This indefinite delay means landscape workers operating gas-powered leaf blowers will continue to experience preventable health risks, including hearing loss. In 2022, 44% of landscaping workers nationwide were Hispanic or Latino.
Measured sound levels from gas-powered leaf blowers reach 75 decibels at 50 feet and 95 to 105 decibels at the operator’s ears. Just yesterday, a lawn care worker was using a gas-powered leaf blower across the street. At a distance of about 50 feet, the NIOSH sound meter app showed 78 decibels, which far exceeds the county’s current standard of 65 decibels.
According to the Centers for Disease Control, you can experience ear damage after a two-hour exposure to a leaf blower blowing at 90 decibels. Leaf blower users are the noisiest and many do not wear protective equipment. The nationwide Professional Landcare Network said in 2011 that its members should measure equipment noise levels or, if that’s not possible, “institute a hearing conservation program.”
The low-frequency component of noise produced by gas-powered leaf blowers penetrates windows and carries much further than the noise generated by battery-powered leaf blowers. A credible estimate indicates that, in a neighborhood with 1/8 acre zoning, a typical gas-powered leaf blower could disturb 90 homes while the quietest battery-powered fan tested would disturb only one home.

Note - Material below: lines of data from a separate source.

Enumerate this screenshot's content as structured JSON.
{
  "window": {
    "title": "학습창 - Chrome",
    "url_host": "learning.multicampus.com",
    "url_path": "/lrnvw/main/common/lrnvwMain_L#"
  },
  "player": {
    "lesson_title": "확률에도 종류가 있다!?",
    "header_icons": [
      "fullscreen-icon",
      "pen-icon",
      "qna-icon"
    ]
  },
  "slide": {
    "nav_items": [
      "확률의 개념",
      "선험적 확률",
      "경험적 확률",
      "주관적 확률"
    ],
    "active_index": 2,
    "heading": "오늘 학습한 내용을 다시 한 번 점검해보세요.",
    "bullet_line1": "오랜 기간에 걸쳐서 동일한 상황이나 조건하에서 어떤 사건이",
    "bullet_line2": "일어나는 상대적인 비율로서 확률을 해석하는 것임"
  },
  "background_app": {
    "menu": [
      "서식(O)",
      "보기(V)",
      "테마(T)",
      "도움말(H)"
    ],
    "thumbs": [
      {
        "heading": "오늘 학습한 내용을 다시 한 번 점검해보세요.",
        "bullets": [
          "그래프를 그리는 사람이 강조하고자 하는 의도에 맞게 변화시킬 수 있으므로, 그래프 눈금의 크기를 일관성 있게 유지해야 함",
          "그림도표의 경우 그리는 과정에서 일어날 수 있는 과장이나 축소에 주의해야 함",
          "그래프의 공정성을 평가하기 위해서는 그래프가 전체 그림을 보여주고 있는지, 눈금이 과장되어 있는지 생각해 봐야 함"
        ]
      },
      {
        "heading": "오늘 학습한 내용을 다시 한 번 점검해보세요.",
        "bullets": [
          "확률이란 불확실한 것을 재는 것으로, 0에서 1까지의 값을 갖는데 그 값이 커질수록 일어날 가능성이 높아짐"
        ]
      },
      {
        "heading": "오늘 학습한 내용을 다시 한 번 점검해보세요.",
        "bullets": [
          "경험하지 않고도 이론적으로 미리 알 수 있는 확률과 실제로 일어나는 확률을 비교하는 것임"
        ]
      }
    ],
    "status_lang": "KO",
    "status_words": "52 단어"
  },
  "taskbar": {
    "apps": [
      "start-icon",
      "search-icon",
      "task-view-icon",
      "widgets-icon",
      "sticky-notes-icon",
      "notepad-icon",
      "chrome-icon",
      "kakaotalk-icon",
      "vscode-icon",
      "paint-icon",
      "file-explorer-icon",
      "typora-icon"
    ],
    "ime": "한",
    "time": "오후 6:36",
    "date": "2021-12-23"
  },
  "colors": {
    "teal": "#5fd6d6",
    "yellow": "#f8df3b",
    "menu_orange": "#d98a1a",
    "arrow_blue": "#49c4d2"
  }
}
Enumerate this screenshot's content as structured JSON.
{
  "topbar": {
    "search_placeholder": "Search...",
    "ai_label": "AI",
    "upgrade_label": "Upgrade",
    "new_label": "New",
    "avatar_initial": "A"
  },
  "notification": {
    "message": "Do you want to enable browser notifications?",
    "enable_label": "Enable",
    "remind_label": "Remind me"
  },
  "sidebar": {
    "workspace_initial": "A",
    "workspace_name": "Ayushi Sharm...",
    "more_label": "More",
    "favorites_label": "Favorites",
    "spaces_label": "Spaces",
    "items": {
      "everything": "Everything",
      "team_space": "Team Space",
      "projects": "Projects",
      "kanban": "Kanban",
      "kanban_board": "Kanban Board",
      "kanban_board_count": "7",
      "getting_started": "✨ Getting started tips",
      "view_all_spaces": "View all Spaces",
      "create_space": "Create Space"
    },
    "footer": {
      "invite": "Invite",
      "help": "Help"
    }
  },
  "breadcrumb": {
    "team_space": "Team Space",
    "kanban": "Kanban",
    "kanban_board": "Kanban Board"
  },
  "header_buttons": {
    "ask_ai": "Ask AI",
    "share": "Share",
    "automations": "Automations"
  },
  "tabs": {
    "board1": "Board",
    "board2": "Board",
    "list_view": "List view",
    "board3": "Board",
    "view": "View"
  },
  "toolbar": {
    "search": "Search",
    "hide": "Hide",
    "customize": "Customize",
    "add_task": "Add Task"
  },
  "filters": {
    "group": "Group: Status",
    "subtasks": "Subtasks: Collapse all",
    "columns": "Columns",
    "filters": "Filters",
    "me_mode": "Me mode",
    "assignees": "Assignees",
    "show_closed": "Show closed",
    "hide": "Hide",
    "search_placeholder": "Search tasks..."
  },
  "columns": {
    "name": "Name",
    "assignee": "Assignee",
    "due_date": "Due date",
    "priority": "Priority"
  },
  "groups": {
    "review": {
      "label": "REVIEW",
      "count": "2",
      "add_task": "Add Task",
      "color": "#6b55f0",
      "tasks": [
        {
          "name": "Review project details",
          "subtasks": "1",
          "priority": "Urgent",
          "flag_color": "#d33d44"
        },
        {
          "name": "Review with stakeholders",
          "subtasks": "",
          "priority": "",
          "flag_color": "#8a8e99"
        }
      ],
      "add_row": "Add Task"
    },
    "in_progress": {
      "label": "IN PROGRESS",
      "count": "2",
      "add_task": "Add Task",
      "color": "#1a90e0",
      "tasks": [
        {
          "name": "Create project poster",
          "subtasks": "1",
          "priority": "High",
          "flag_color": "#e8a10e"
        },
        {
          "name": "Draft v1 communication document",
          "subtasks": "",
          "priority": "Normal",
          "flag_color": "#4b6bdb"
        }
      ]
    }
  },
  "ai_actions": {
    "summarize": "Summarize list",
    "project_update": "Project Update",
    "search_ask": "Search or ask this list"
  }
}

Hearing loss can be insidious and occur before we even know it. But noise pollution is not only annoying, disruptive and bad for our ears. Continuous exposure to noise pollution can cause high blood pressure, heart disease, anxiety and depression. The World Health Organization adds cognitive impairment in children to this list and estimates that at least 1 million years of healthy life are lost each year in Europe solely due to noise exposure from traffic.
The air pollution that leaf blowers pump out includes fine particles, nitrogen oxides and carbon dioxide, a greenhouse gas. People of color are already disproportionately exposed to the long list of risks posed by fine particulate pollution, simply because of where they live. They shouldn’t have to deal with additional, preventable health issues at work.
For the sake of all this air pollution, the California Air Resources Board (CARB) has banned the sale of most new small “off-road” gasoline engines (including leaf blowers) beginning in 2024. CARB estimates that small off-road-on-road engines emit more nitrogen oxides and reactive organic gases than the state’s light-duty passenger cars. CARB claims that using a backpack leaf blower for an hour produces ozone-forming pollution comparable to that produced by driving a car from Los Angeles to Denver.
Maryland could adopt California’s zero-emissions requirement for new small off-road engines. Other states are already following California’s lead. A bill to ban the sale of new gas-powered lawn care appliances is pending in the New York State Senate. Adopting the California rules could help Maryland meet its greenhouse gas reduction goals and accelerate compliance with Clean Air Act ozone standards. Reducing nitrogen oxide air pollution is important to the health of the bay’s watershed. It is estimated that 1/3 of the nitrogen load in the watershed comes from the air.
In proposing a ban on the sale and use of gas-powered leaf blowers, Montgomery County Council is not pushing back any political envelope. Many cities and counties, including the District of Columbia, have led the way, providing countless examples from which to learn. For example, California has adopted a voucher program that reduces the cost of battery-powered equipment at the point of sale. Some California locations complete this voucher program.
The Council needs to put its leaf blower ban back on its active agenda and resolve the issues that led to this impasse. The health and safety of the citizens of Montgomery County, especially its landscape workers, are at stake.